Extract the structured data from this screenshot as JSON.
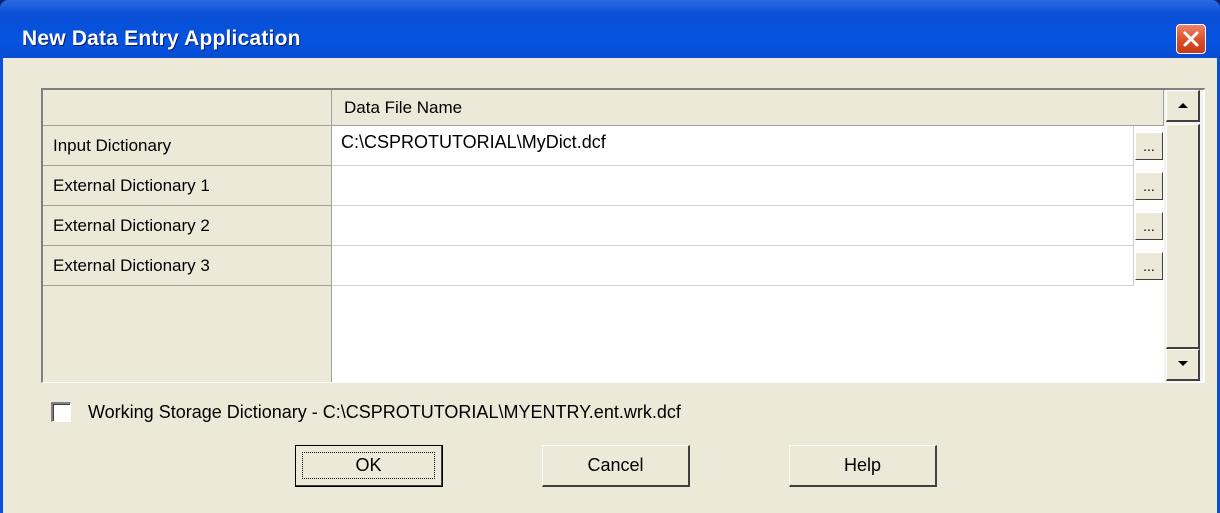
{
  "window": {
    "title": "New Data Entry Application"
  },
  "grid": {
    "column_header": "Data File Name",
    "rows": [
      {
        "label": "Input Dictionary",
        "value": "C:\\CSPROTUTORIAL\\MyDict.dcf",
        "browse": "..."
      },
      {
        "label": "External Dictionary 1",
        "value": "",
        "browse": "..."
      },
      {
        "label": "External Dictionary 2",
        "value": "",
        "browse": "..."
      },
      {
        "label": "External Dictionary 3",
        "value": "",
        "browse": "..."
      }
    ]
  },
  "working_storage": {
    "checked": false,
    "label": "Working Storage Dictionary - C:\\CSPROTUTORIAL\\MYENTRY.ent.wrk.dcf"
  },
  "buttons": {
    "ok": "OK",
    "cancel": "Cancel",
    "help": "Help"
  },
  "colors": {
    "titlebar": "#0454e1",
    "face": "#ece9d8",
    "close": "#d9542c"
  }
}
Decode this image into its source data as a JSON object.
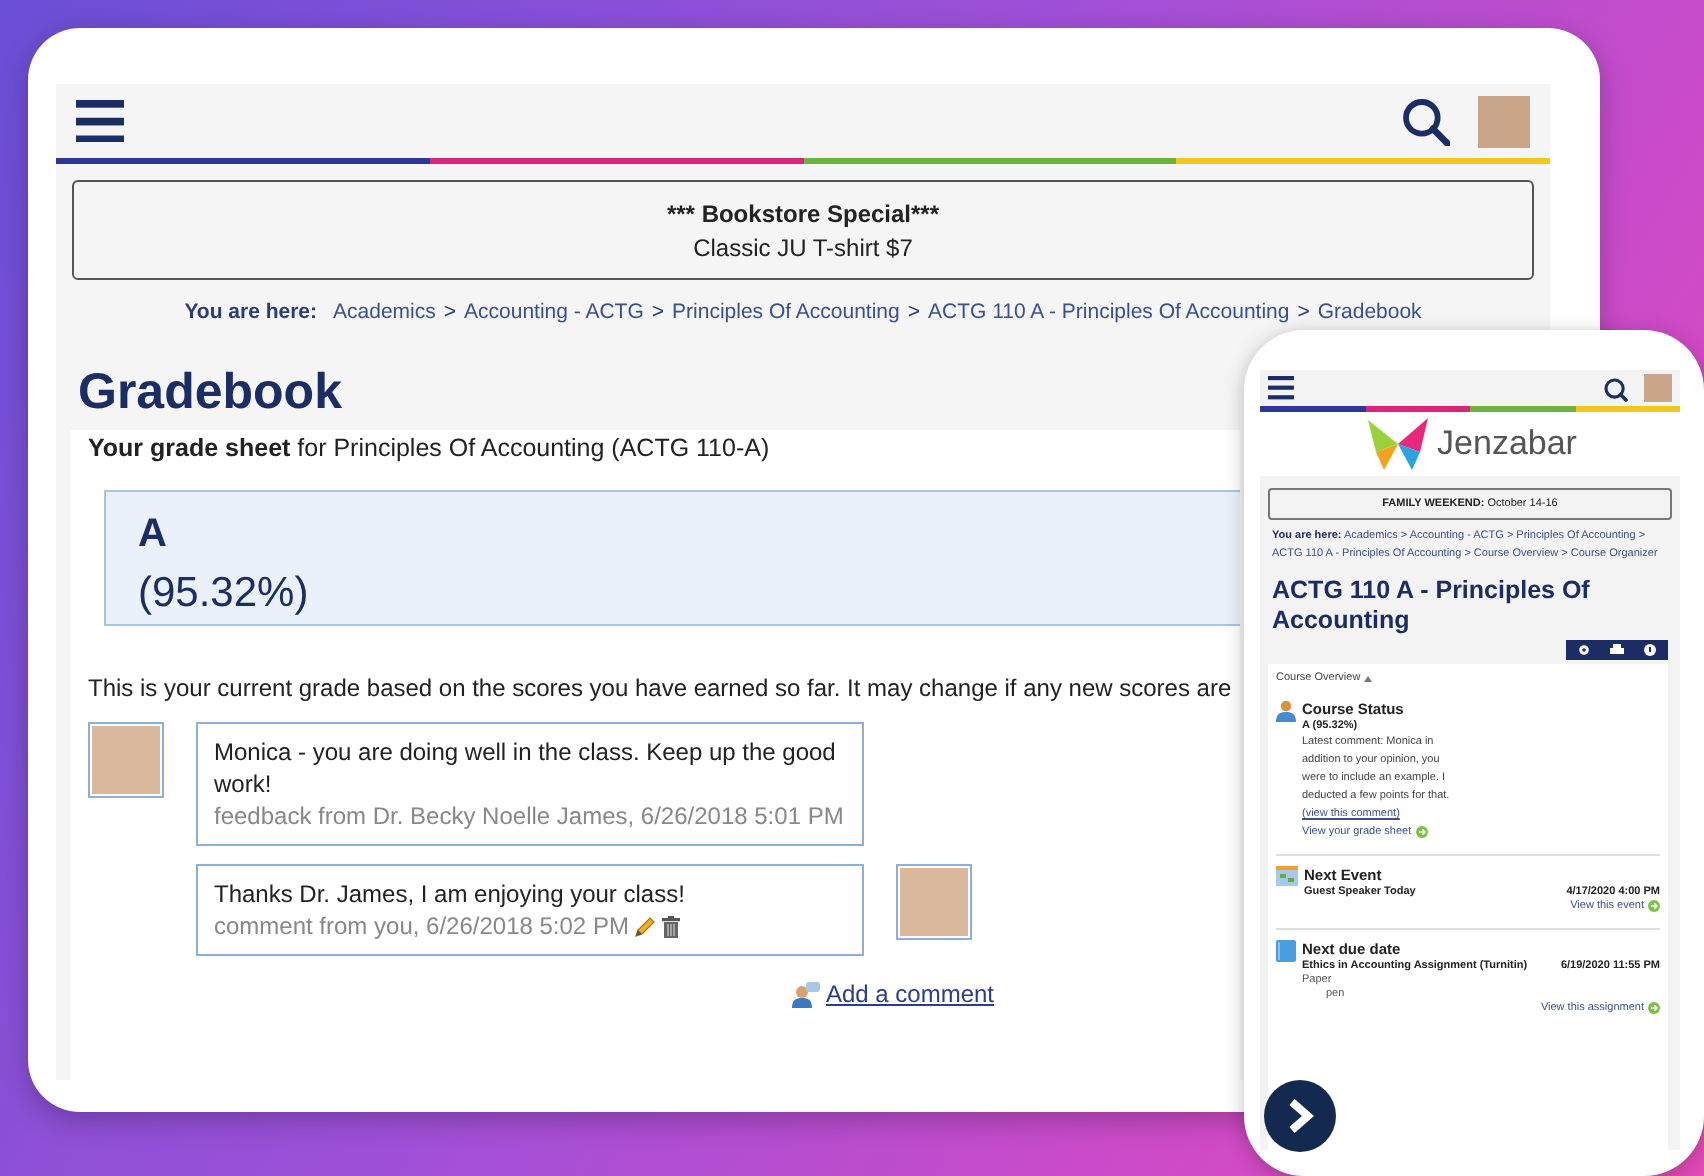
{
  "tablet": {
    "announcement": {
      "title": "*** Bookstore Special***",
      "text": "Classic JU T-shirt $7"
    },
    "breadcrumb": {
      "label": "You are here:",
      "separator": ">",
      "items": [
        "Academics",
        "Accounting - ACTG",
        "Principles Of Accounting",
        "ACTG 110 A - Principles Of Accounting",
        "Gradebook"
      ]
    },
    "title": "Gradebook",
    "grade_sheet": "**Your grade sheet** for Principles Of Accounting (ACTG 110-A)",
    "grade": {
      "letter": "A",
      "percent": "(95.32%)"
    },
    "note": "This is your current grade based on the scores you have earned so far. It may change if any new scores are",
    "comments": [
      {
        "kind": "feedback",
        "text": "Monica - you are doing well in the class.  Keep up the good work!",
        "meta": "feedback from Dr. Becky Noelle James, 6/26/2018 5:01 PM"
      },
      {
        "kind": "own",
        "text": "Thanks Dr. James, I am enjoying your class!",
        "meta": "comment from you, 6/26/2018 5:02 PM"
      }
    ],
    "add_comment": "Add a comment"
  },
  "phone": {
    "logo": "Jenzabar",
    "announcement": "**FAMILY WEEKEND:** October 14-16",
    "breadcrumb": {
      "label": "You are here:",
      "text": "Academics > Accounting - ACTG > Principles Of Accounting > ACTG 110 A - Principles Of Accounting > Course Overview > Course Organizer"
    },
    "title": "ACTG 110 A - Principles Of Accounting",
    "section": "Course Overview",
    "items": [
      {
        "kind": "status",
        "title": "Course Status",
        "grade": "A (95.32%)",
        "comment": "Latest comment: Monica in addition to your opinion, you were to include an example.  I deducted a few points for that.",
        "comment_link": "(view this comment)",
        "link": "View your grade sheet"
      },
      {
        "kind": "event",
        "title": "Next Event",
        "name": "Guest Speaker Today",
        "date": "4/17/2020 4:00 PM",
        "link": "View this event"
      },
      {
        "kind": "due",
        "title": "Next due date",
        "name": "Ethics in Accounting Assignment (Turnitin)",
        "date": "6/19/2020 11:55 PM",
        "lines": [
          "Paper",
          "pen"
        ],
        "link": "View this assignment"
      }
    ]
  }
}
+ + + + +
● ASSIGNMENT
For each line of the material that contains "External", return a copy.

● OUTPUT
        "label": "External Dictionary 1",
        "label": "External Dictionary 2",
        "label": "External Dictionary 3",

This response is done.